“If you want to know what life is like at Eur@dio Nantes, you should watch the film “L’Auberge Espagnol,” says Kilian Fichou.

The 20-year-old student from Corsica moved to Nantes to be one of the stagiares, or interns, who participate in the radio station’s internship programme. For six months, he will be part of the European team which spices up the daily broadcasting.
Eur@dio Nantes aims to help build an awareness of the diversity of European cultures. It seeks to be a hub of information and opinions relevant to Europeans. It broadcasts online and on the radio.

Besides presenting a diverse schedule, the radio station serves as a local European school for radio journalism. The students, hosted at the station for a semester, learn codes and limits of journalism as well as develop their technical skills, while working with and around European and intercultural projects.

Stop wondering what Europe is, and start listening: The original idea behind Eur@dio Nantes was to present fresh European-related information. Inviting young people from all over the continent to expose local and national realities of the European news made it happen. And it doesn’t sound bad at all.

“In the newsroom, during the meetings, at tea or coffee time, during our endless discussions at the sea side, a European common identity is created which has nothing to do with the institutional concept of Europe,” says Andréa Bilbao, a former intern from Spain.

On 23 -24 November, Eur@dio Nantes organised Néonet, a meeting where about 70 people gathered around an oval table to discuss the state of the art and the wishes for local European information. Participants represented 13 nationalities, coming from traditional journalism, broadcasting and the media world. They spent most of their time together confronting their experiences and suggested ways to improve radio and journalism education in Europe.
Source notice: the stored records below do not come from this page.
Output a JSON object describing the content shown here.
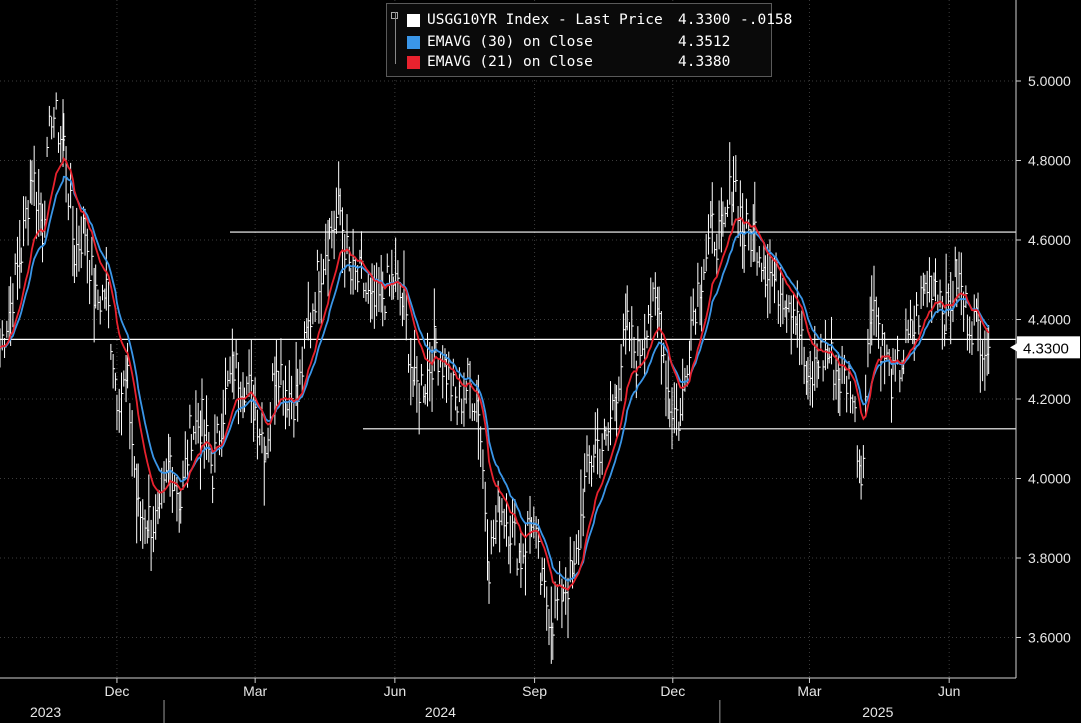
{
  "chart_data": {
    "type": "line",
    "title": "",
    "xlabel": "",
    "ylabel": "",
    "ylim": [
      3.5,
      5.1
    ],
    "y_ticks": [
      3.6,
      3.8,
      4.0,
      4.2,
      4.4,
      4.6,
      4.8,
      5.0
    ],
    "y_tick_labels": [
      "3.6000",
      "3.8000",
      "4.0000",
      "4.2000",
      "4.4000",
      "4.6000",
      "4.8000",
      "5.0000"
    ],
    "x_month_labels": [
      {
        "label": "Dec",
        "date": "2023-12-01"
      },
      {
        "label": "Mar",
        "date": "2024-03-01"
      },
      {
        "label": "Jun",
        "date": "2024-06-01"
      },
      {
        "label": "Sep",
        "date": "2024-09-01"
      },
      {
        "label": "Dec",
        "date": "2024-12-01"
      },
      {
        "label": "Mar",
        "date": "2025-03-01"
      },
      {
        "label": "Jun",
        "date": "2025-06-01"
      }
    ],
    "x_year_labels": [
      {
        "label": "2023",
        "date": "2023-10-15"
      },
      {
        "label": "2024",
        "date": "2024-07-01"
      },
      {
        "label": "2025",
        "date": "2025-04-15"
      }
    ],
    "x_range": [
      "2023-09-15",
      "2025-07-15"
    ],
    "grid": true,
    "legend": "top-center",
    "series": [
      {
        "name": "USGG10YR Index - Last Price",
        "kind": "bars",
        "color": "#ffffff",
        "last_value": "4.3300",
        "change": "-.0158",
        "x": [
          "2023-09-15",
          "2023-09-22",
          "2023-09-29",
          "2023-10-06",
          "2023-10-13",
          "2023-10-19",
          "2023-10-27",
          "2023-11-03",
          "2023-11-10",
          "2023-11-17",
          "2023-11-24",
          "2023-12-01",
          "2023-12-08",
          "2023-12-15",
          "2023-12-22",
          "2023-12-29",
          "2024-01-05",
          "2024-01-12",
          "2024-01-19",
          "2024-01-26",
          "2024-02-02",
          "2024-02-09",
          "2024-02-16",
          "2024-02-23",
          "2024-03-01",
          "2024-03-08",
          "2024-03-15",
          "2024-03-22",
          "2024-03-29",
          "2024-04-05",
          "2024-04-12",
          "2024-04-19",
          "2024-04-26",
          "2024-05-03",
          "2024-05-10",
          "2024-05-17",
          "2024-05-24",
          "2024-05-31",
          "2024-06-07",
          "2024-06-14",
          "2024-06-21",
          "2024-06-28",
          "2024-07-05",
          "2024-07-12",
          "2024-07-19",
          "2024-07-26",
          "2024-08-02",
          "2024-08-09",
          "2024-08-16",
          "2024-08-23",
          "2024-08-30",
          "2024-09-06",
          "2024-09-13",
          "2024-09-20",
          "2024-09-27",
          "2024-10-04",
          "2024-10-11",
          "2024-10-18",
          "2024-10-25",
          "2024-11-01",
          "2024-11-08",
          "2024-11-15",
          "2024-11-22",
          "2024-11-29",
          "2024-12-06",
          "2024-12-13",
          "2024-12-20",
          "2024-12-27",
          "2025-01-03",
          "2025-01-10",
          "2025-01-17",
          "2025-01-24",
          "2025-01-31",
          "2025-02-07",
          "2025-02-14",
          "2025-02-21",
          "2025-02-28",
          "2025-03-07",
          "2025-03-14",
          "2025-03-21",
          "2025-03-28",
          "2025-04-04",
          "2025-04-11",
          "2025-04-18",
          "2025-04-25",
          "2025-05-02",
          "2025-05-09",
          "2025-05-16",
          "2025-05-23",
          "2025-05-30",
          "2025-06-06",
          "2025-06-13",
          "2025-06-20",
          "2025-06-27"
        ],
        "values": [
          4.33,
          4.44,
          4.57,
          4.78,
          4.63,
          4.93,
          4.84,
          4.57,
          4.63,
          4.44,
          4.47,
          4.22,
          4.23,
          3.91,
          3.9,
          3.88,
          4.05,
          3.94,
          4.13,
          4.14,
          4.02,
          4.18,
          4.28,
          4.25,
          4.18,
          4.08,
          4.31,
          4.22,
          4.2,
          4.38,
          4.52,
          4.62,
          4.67,
          4.5,
          4.5,
          4.42,
          4.46,
          4.5,
          4.43,
          4.22,
          4.25,
          4.34,
          4.27,
          4.18,
          4.24,
          4.19,
          3.79,
          3.94,
          3.88,
          3.8,
          3.91,
          3.72,
          3.65,
          3.73,
          3.75,
          3.98,
          4.09,
          4.08,
          4.24,
          4.37,
          4.3,
          4.43,
          4.41,
          4.19,
          4.15,
          4.4,
          4.52,
          4.62,
          4.6,
          4.77,
          4.61,
          4.62,
          4.54,
          4.49,
          4.47,
          4.43,
          4.21,
          4.31,
          4.31,
          4.25,
          4.25,
          4.01,
          4.48,
          4.33,
          4.24,
          4.31,
          4.38,
          4.48,
          4.51,
          4.41,
          4.51,
          4.41,
          4.38,
          4.33
        ]
      },
      {
        "name": "EMAVG (30)  on Close",
        "color": "#3a96e8",
        "last_value": "4.3512"
      },
      {
        "name": "EMAVG (21)  on Close",
        "color": "#e8222e",
        "last_value": "4.3380"
      }
    ],
    "reference_lines": [
      {
        "value": 4.62,
        "color": "#ffffff"
      },
      {
        "value": 4.35,
        "color": "#ffffff"
      },
      {
        "value": 4.125,
        "color": "#ffffff"
      }
    ],
    "last_price_tag": {
      "value": 4.33,
      "label": "4.3300"
    }
  }
}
During the first day, the focus was on how to translate European information to bring it closer to citizens.

“After a policy has been decided, the politicians try to explain it to the people,” says Jean Lemaitre, coordinator of the DESS in European journalism in Brussels. “More than translating those policies, it would be important to create a common opinion that will influence them, before they are adopted.”
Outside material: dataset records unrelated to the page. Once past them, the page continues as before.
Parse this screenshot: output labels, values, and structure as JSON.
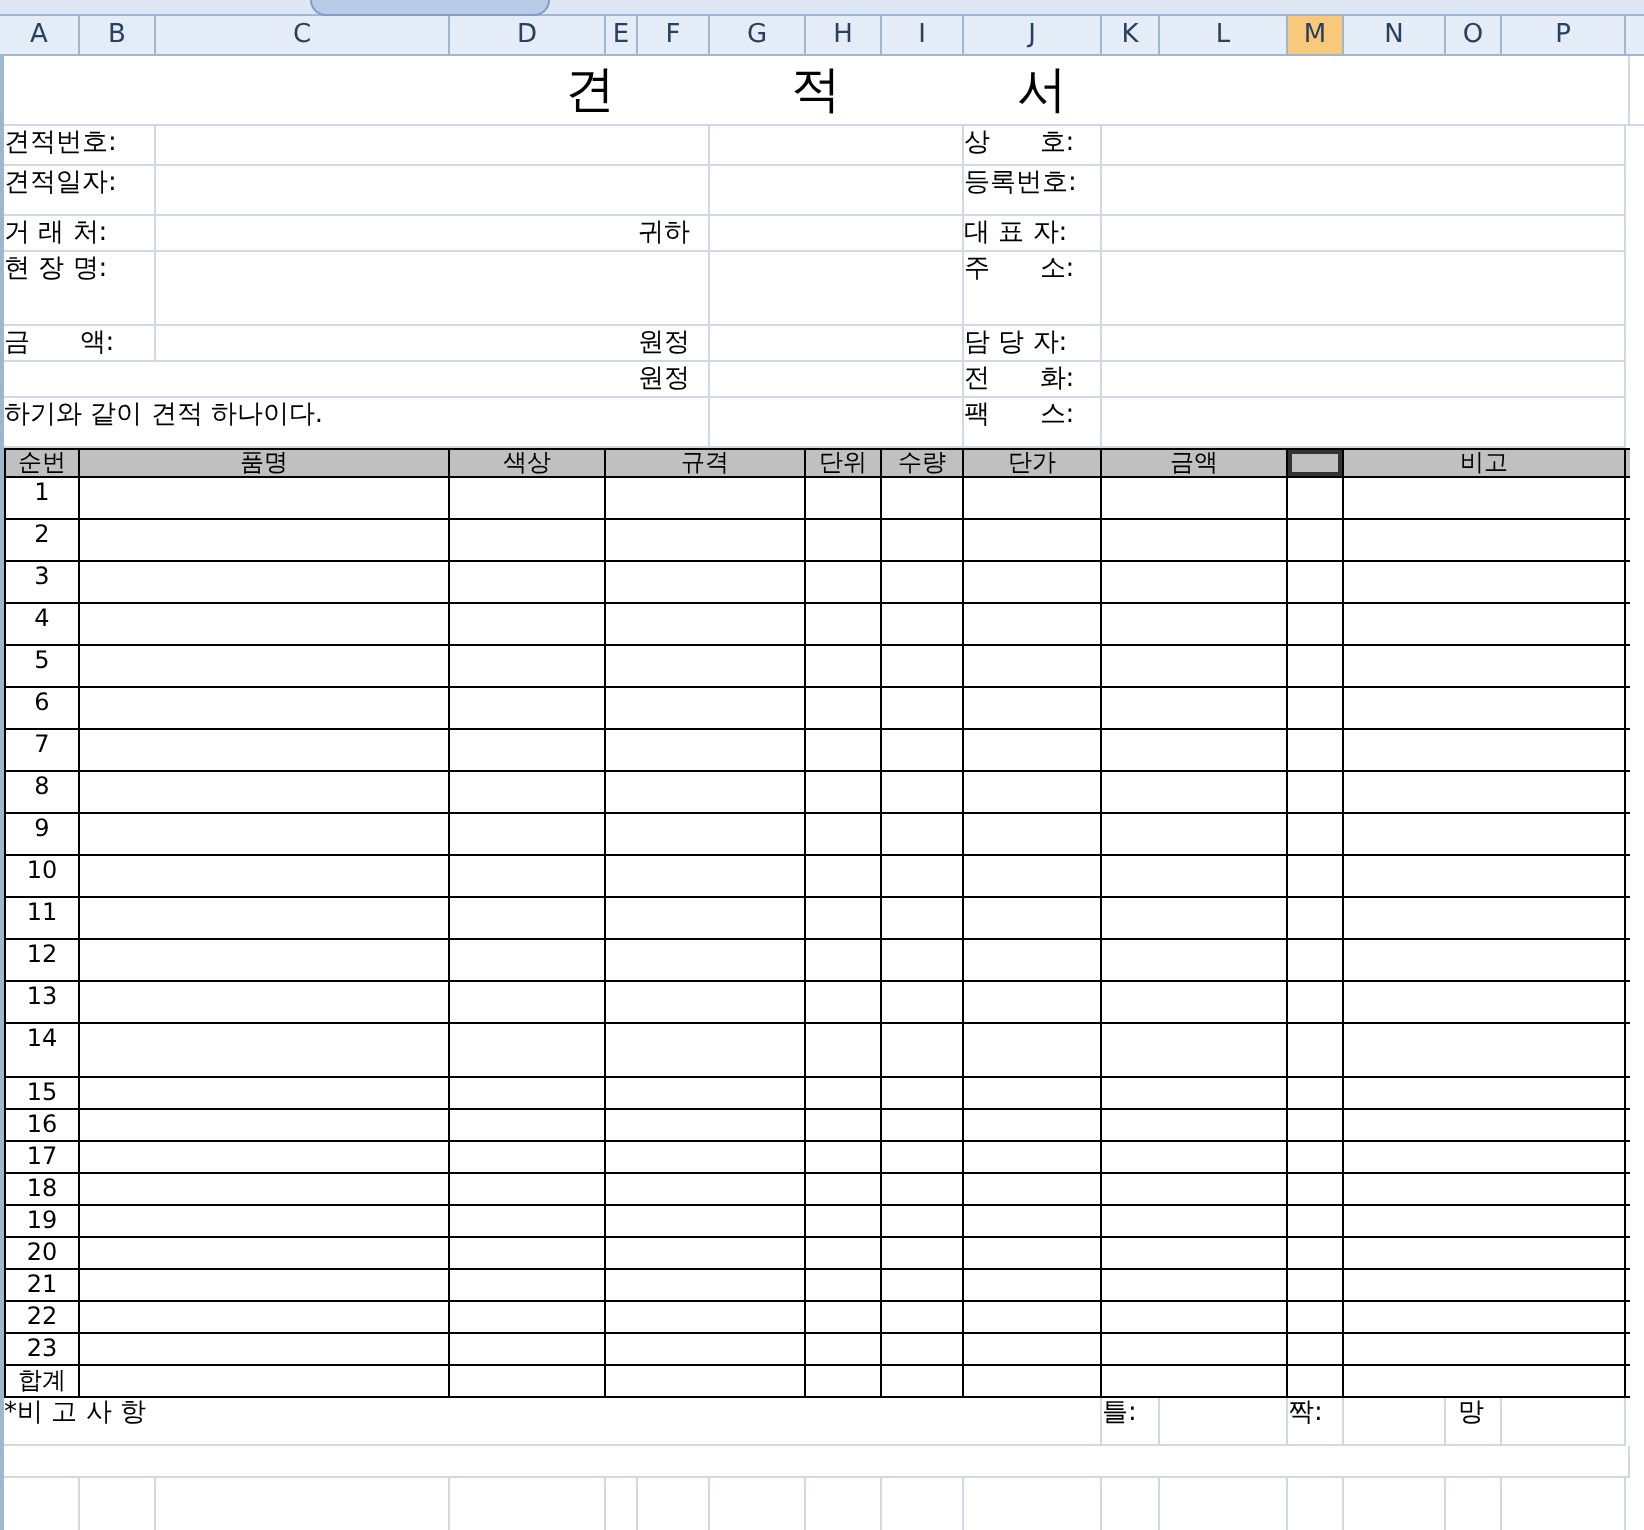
{
  "columns": [
    {
      "label": "A",
      "selected": false
    },
    {
      "label": "B",
      "selected": false
    },
    {
      "label": "C",
      "selected": false
    },
    {
      "label": "D",
      "selected": false
    },
    {
      "label": "E",
      "selected": false
    },
    {
      "label": "F",
      "selected": false
    },
    {
      "label": "G",
      "selected": false
    },
    {
      "label": "H",
      "selected": false
    },
    {
      "label": "I",
      "selected": false
    },
    {
      "label": "J",
      "selected": false
    },
    {
      "label": "K",
      "selected": false
    },
    {
      "label": "L",
      "selected": false
    },
    {
      "label": "M",
      "selected": true
    },
    {
      "label": "N",
      "selected": false
    },
    {
      "label": "O",
      "selected": false
    },
    {
      "label": "P",
      "selected": false
    }
  ],
  "title": "견 적 서",
  "form_rows": [
    {
      "left": "견적번호:",
      "right": "상      호:"
    },
    {
      "left": "견적일자:",
      "right": "등록번호:"
    },
    {
      "left": "거 래 처:",
      "suffix": "귀하",
      "right": "대 표 자:"
    },
    {
      "left": "현 장 명:",
      "right": "주      소:"
    },
    {
      "left": "금      액:",
      "suffix": "원정",
      "right": "담 당 자:"
    },
    {
      "suffix": "원정",
      "right": "전      화:"
    },
    {
      "note": "하기와 같이 견적 하나이다.",
      "right": "팩      스:"
    }
  ],
  "table": {
    "columns": [
      "순번",
      "품명",
      "색상",
      "규격",
      "단위",
      "수량",
      "단가",
      "금액",
      "",
      "비고"
    ],
    "rows": [
      "1",
      "2",
      "3",
      "4",
      "5",
      "6",
      "7",
      "8",
      "9",
      "10",
      "11",
      "12",
      "13",
      "14",
      "15",
      "16",
      "17",
      "18",
      "19",
      "20",
      "21",
      "22",
      "23"
    ],
    "total_label": "합계"
  },
  "footer": {
    "remarks": "*비 고 사 항",
    "frame": "틀:",
    "pair": "짝:",
    "net": "망"
  }
}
Communicating Europe is a real challenge. How is it possible to capture and discuss every facet of Europe, making it a subject of civic education, and not only an element of contemporary history?

There are language problems: the jargon-riddled language spoken by bureaucrats working in European institutions is boring, therefore the EU is boring. There are translation problems and different media cultures across Europe to bring together. One of the attendants acknowledged a loss of interest in the European issues by the “old” countries, while the states that have just entered the union consider its developments relevant news. 
However, there are also interests that go beyond football and the Eurovision contest, participants agree. EU information reaches the media when the impact of policies seeps into the daily life of European people.

On the second day of the conference, the discussions evolved around to the possibility of creating networks of journalism schools and educators to develop means to bring policy debate close to the citizens. Local journalism could be one of the solutions, and Eur@dio Nantes is on the road to discover its full potential. 

At the end of the conference, all the participants were invited to visit the studio of Euradio Nantes, hosted in a former shipyard. To listen to the radio, go to or, in France, turn the radio on 101.3 FM.